“Everyone is learning German,” said Klaus-Dieter Lehmann, the institute's president, this week. He said many young people from struggling European countries like Spain or Greece see the language as their ticket to a brighter future.
In eastern Europe and Russia, German is also experiencing a renaissance, Lehmann said. While English will remain world's key foreign language for the foreseeable future, German comes a close second, he said.
Interest seems particularly strong, however, in lands that are emerging powers like India, a place where the Goethe Institute is focusing on investing resources.
“Beginning next year we are setting up German language departments at 1,000 schools that are offering German until the university level,” Lehmann, speaking of the institute's cooperation with a government-sponsored education association that could conceivably reach up to one million young Indians in the next few years.
The Goethe institute may have a tough challenge in the coming years. With the European debt crisis looming, funding cuts to many programmes bankrolled by the German government are a distinct possibility.
Also, some countries are encouraging students to focus only on English as a foreign language, to the detriment of other languages.
And although anecdotal evidence suggests interest in German has risen in economically struggling countries, in much of western Europe, fewer people are learning the language, according to European Union statistics.

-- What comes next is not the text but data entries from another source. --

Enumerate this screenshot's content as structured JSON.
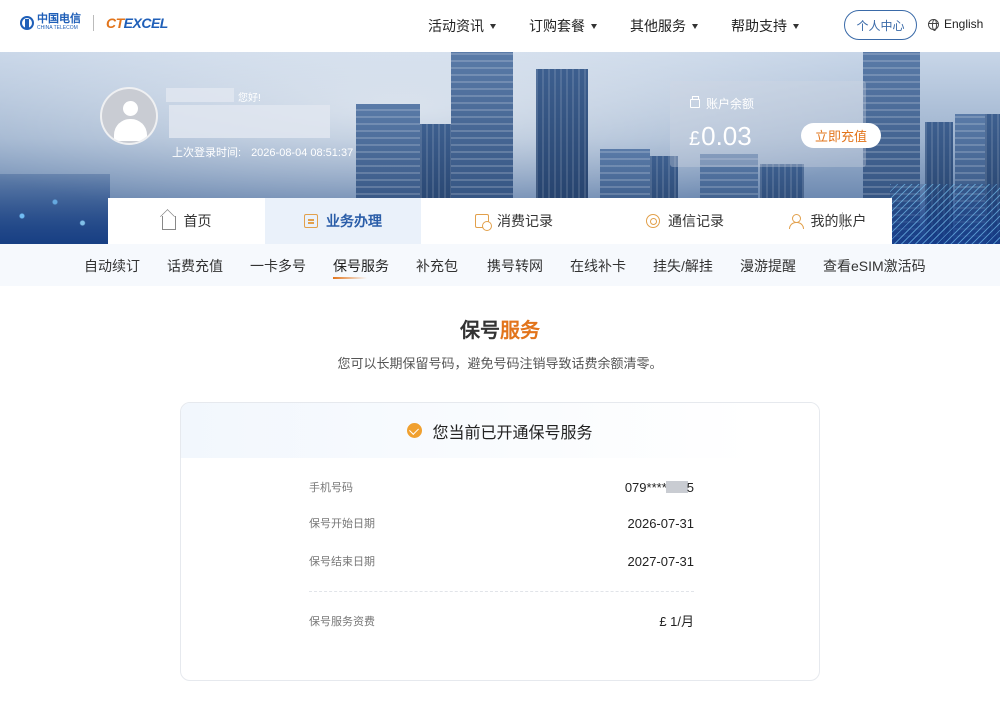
{
  "header": {
    "logo_ct_text": "中国电信",
    "logo_ct_sub": "CHINA TELECOM",
    "logo_tex_prefix": "CT",
    "logo_tex_suffix": "EXCEL",
    "nav": [
      {
        "label": "活动资讯"
      },
      {
        "label": "订购套餐"
      },
      {
        "label": "其他服务"
      },
      {
        "label": "帮助支持"
      }
    ],
    "personal_center": "个人中心",
    "language": "English"
  },
  "user": {
    "greeting": "您好!",
    "last_login_label": "上次登录时间:",
    "last_login_time": "2026-08-04 08:51:37"
  },
  "balance": {
    "label": "账户余额",
    "currency": "£",
    "amount": "0.03",
    "recharge": "立即充值"
  },
  "tabs": [
    {
      "label": "首页",
      "icon": "home-icon"
    },
    {
      "label": "业务办理",
      "icon": "document-icon",
      "active": true
    },
    {
      "label": "消费记录",
      "icon": "clock-icon"
    },
    {
      "label": "通信记录",
      "icon": "signal-icon"
    },
    {
      "label": "我的账户",
      "icon": "user-icon"
    }
  ],
  "subnav": [
    {
      "label": "自动续订"
    },
    {
      "label": "话费充值"
    },
    {
      "label": "一卡多号"
    },
    {
      "label": "保号服务",
      "active": true
    },
    {
      "label": "补充包"
    },
    {
      "label": "携号转网"
    },
    {
      "label": "在线补卡"
    },
    {
      "label": "挂失/解挂"
    },
    {
      "label": "漫游提醒"
    },
    {
      "label": "查看eSIM激活码"
    }
  ],
  "page": {
    "title_main": "保号",
    "title_accent": "服务",
    "description": "您可以长期保留号码，避免号码注销导致话费余额清零。"
  },
  "card": {
    "title": "您当前已开通保号服务",
    "rows": [
      {
        "label": "手机号码",
        "value_prefix": "079****",
        "value_suffix": "5"
      },
      {
        "label": "保号开始日期",
        "value": "2026-07-31"
      },
      {
        "label": "保号结束日期",
        "value": "2027-07-31"
      },
      {
        "label": "保号服务资费",
        "value": "£ 1/月"
      }
    ]
  }
}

Between 2005 and 2010, for instance, the percentage of secondary students studying German at Dutch schools dropped from 86 percent to 44 percent. In Denmark the proportion dropped from 50 to 35 percent.